      Bakhtin must surely be regarded as the most remarkable modern thinker to examine time in narrative. In his hands, literary theory became a vehicle for understanding the possible existence of human freedom and ethical responsibility. If God created a universe in which these qualities are real, then what sort of creator was he, and what sort of time did he make for us? Could God create people, and an author create characters, who are, in a meaningful sense, free, and what would be the nature of such freedom? For Bakhtin, who took seriously the analogy between a literary work and...

  8. Part II: Sideshadowing and Its Possibilities

    • CHAPTER FOUR Sideshadowing
      (pp. 117-172)

      What is open time? We now come to the core concept of the present study: sideshadowing, a way of understanding and representing the plurality of possibilities.

      Foreshadowing robs a present moment of its presentness. As we have seen, foreshadowing lifts the veil on a future that has already been determined and inscribed. Somehow, a specific later event is already given at the time of an earlier event. Thus the sense of many possible futures, which we experience at every present moment, is revealed as an illusion. Whatwillbemustbe; events are heading in a single direction; time is...

    • CHAPTER FIVE Paralude: Presentness and Its Diseases
      (pp. 173-233)

      In a running gag on the old television show “Magnum, P.I.,” Magnum, who lives in Hawaii, can never watch a live game with his favorite team, the Detroit Tigers. When the Tigers are in the World Series, he sets his VCR to record the game and locks himself away so he can watch it before anyone can tell him the final score. He wants to recreate the sense of being a fan at the ongoing game, where cheering makes sense, where the winner is uncertain, where “it isn’t over till it’s over.” Sports events lose an awful lot—not everything,...

    • CHAPTER SIX Backshadowing
      (pp. 234-264)

      Backshadowing may be defined as foreshadowing after the fact. The past is viewed as having contained signs pointing to what happened later, to events known to the backshadowing observer. Visible now, those signs could have been seen then. In effect, the present, as the future of the past, was already immanent in the past. A more or less straight line is drawn between the past period under examination and the observer’s present (bipolarity).
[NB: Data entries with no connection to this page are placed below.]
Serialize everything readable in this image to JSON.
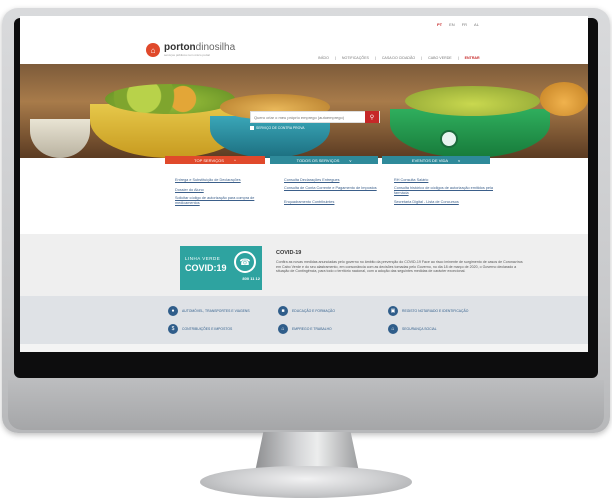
{
  "header": {
    "languages": [
      "PT",
      "EN",
      "FR",
      "AL"
    ],
    "logo_bold": "porton",
    "logo_light": "dinosilha",
    "logo_tagline": "serviços públicos num único portal",
    "nav": [
      "INÍCIO",
      "NOTIFICAÇÕES",
      "CASA DO CIDADÃO",
      "CABO VERDE",
      "ENTRAR"
    ]
  },
  "search": {
    "placeholder": "Quero criar o meu próprio emprego (autoemprego)",
    "button_icon": "search-icon",
    "option_label": "SERVIÇO DE CONTRA PROVA"
  },
  "tabs": {
    "top": "TOP SERVIÇOS",
    "all": "TODOS OS SERVIÇOS",
    "life": "EVENTOS DE VIDA"
  },
  "services": {
    "col1": [
      "Entrega e Substituição de Declarações",
      "Dossier do Aluno",
      "Solicitar código de autorização para compra de medicamentos"
    ],
    "col2": [
      "Consulta Declarações Entregues",
      "Consulta de Conta Corrente e Pagamento de Impostos",
      "Enquadramento Contribuintes"
    ],
    "col3": [
      "RH Consulta Salário",
      "Consulta histórico de códigos de autorização emitidos pela farmácia",
      "Secretaria Digital - Lista de Concursos"
    ]
  },
  "covid": {
    "badge_line1": "LINHA VERDE",
    "badge_line2": "COVID:19",
    "badge_number": "800 11 12",
    "title": "COVID-19",
    "text": "Confira as novas medidas anunciadas pelo governo no âmbito da prevenção do COVID-19 Face ao risco iminente de surgimento de casos de Coronavírus em Cabo Verde e do seu alastramento, em consonância com as decisões tomadas pelo Governo, no dia 18 de março de 2020, o Governo declarado a situação de Contingência, para todo o território nacional, com a adoção das seguintes medidas de carácter excecional."
  },
  "categories": [
    {
      "label": "AUTOMÓVEL, TRANSPORTES E VIAGENS",
      "icon": "car-icon"
    },
    {
      "label": "EDUCAÇÃO E FORMAÇÃO",
      "icon": "graduation-icon"
    },
    {
      "label": "REGISTO NOTARIADO E IDENTIFICAÇÃO",
      "icon": "id-card-icon"
    },
    {
      "label": "CONTRIBUIÇÕES E IMPOSTOS",
      "icon": "dollar-icon"
    },
    {
      "label": "EMPREGO E TRABALHO",
      "icon": "home-icon"
    },
    {
      "label": "SEGURANÇA SOCIAL",
      "icon": "home-icon"
    }
  ],
  "colors": {
    "brand_red": "#c62828",
    "tab_top": "#e0492b",
    "tab_teal": "#2e8a9a",
    "link": "#3b5f8a",
    "covid_green": "#2ea3a0"
  }
}
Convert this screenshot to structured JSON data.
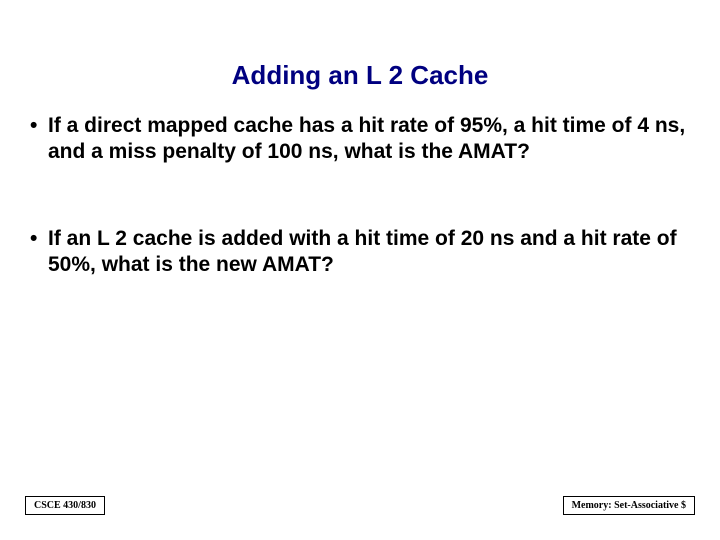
{
  "title": "Adding an L 2 Cache",
  "bullets": [
    "If a direct mapped cache has a hit rate of 95%, a hit time of 4 ns, and a miss penalty of 100 ns, what is the AMAT?",
    "If an L 2 cache is added with a hit time of 20 ns and a hit rate of 50%, what is the new AMAT?"
  ],
  "footer": {
    "left": "CSCE 430/830",
    "right": "Memory: Set-Associative $"
  }
}
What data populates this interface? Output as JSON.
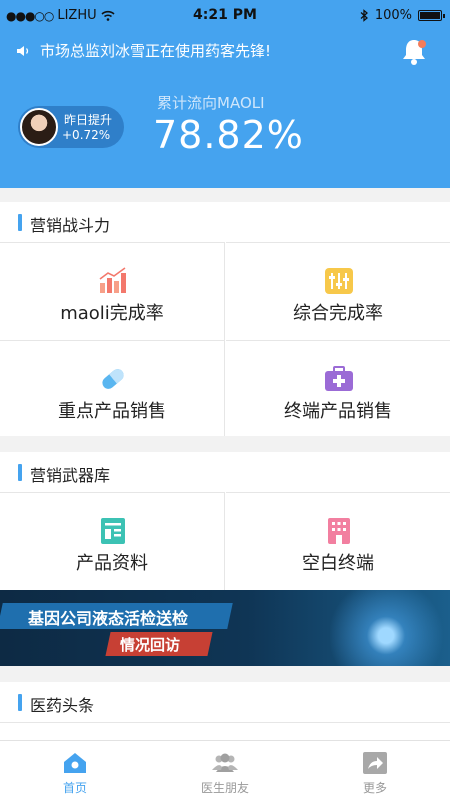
{
  "status": {
    "signal": "●●●○○",
    "carrier": "LIZHU",
    "wifi_icon": "wifi-icon",
    "time": "4:21 PM",
    "bluetooth_icon": "bluetooth-icon",
    "battery": "100%"
  },
  "header": {
    "notice": "市场总监刘冰雪正在使用药客先锋!",
    "growth_label": "昨日提升",
    "growth_value": "+0.72%",
    "metric_label": "累计流向MAOLI",
    "metric_value": "78.82%",
    "accent": "#45a3ef"
  },
  "sections": {
    "combat": {
      "title": "营销战斗力",
      "items": [
        {
          "label": "maoli完成率",
          "icon": "bar-chart-icon"
        },
        {
          "label": "综合完成率",
          "icon": "sliders-icon"
        },
        {
          "label": "重点产品销售",
          "icon": "pill-icon"
        },
        {
          "label": "终端产品销售",
          "icon": "medical-kit-icon"
        }
      ]
    },
    "arsenal": {
      "title": "营销武器库",
      "items": [
        {
          "label": "产品资料",
          "icon": "document-icon"
        },
        {
          "label": "空白终端",
          "icon": "building-icon"
        }
      ]
    },
    "news": {
      "title": "医药头条"
    }
  },
  "banner": {
    "line1": "基因公司液态活检送检",
    "line2": "情况回访"
  },
  "tabs": [
    {
      "label": "首页",
      "icon": "home-icon",
      "active": true
    },
    {
      "label": "医生朋友",
      "icon": "people-icon",
      "active": false
    },
    {
      "label": "更多",
      "icon": "share-icon",
      "active": false
    }
  ]
}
      Alternatively, backshadowing may be based on three significant times: the period under examination; the outcome of that period; and the present, in which the backshadowing observer passes...

  9. Conclusion

    • CHAPTER SEVEN Opinion and the World of Possibilities
      (pp. 267-282)

      The world of opinion is the world of possibilities. It thrives where there are sideshadows and when people recognize that the future may easily differ from their most earnest expectations. We appreciate it most when we acknowledge that the present, and therefore we ourselves, could have been different. Sideshadowing suggests humility and an awareness that our opinions are just that. It teaches us the contingency of each particular opinion and a “Galilean consciousness” with respect to our own beliefs.

      If the American Revolution had not happened, would we exist? Would I be writing, and you be reading, a book on...

  10. Notes
    (pp. 283-308)
  11. Index
    (pp. 309-331)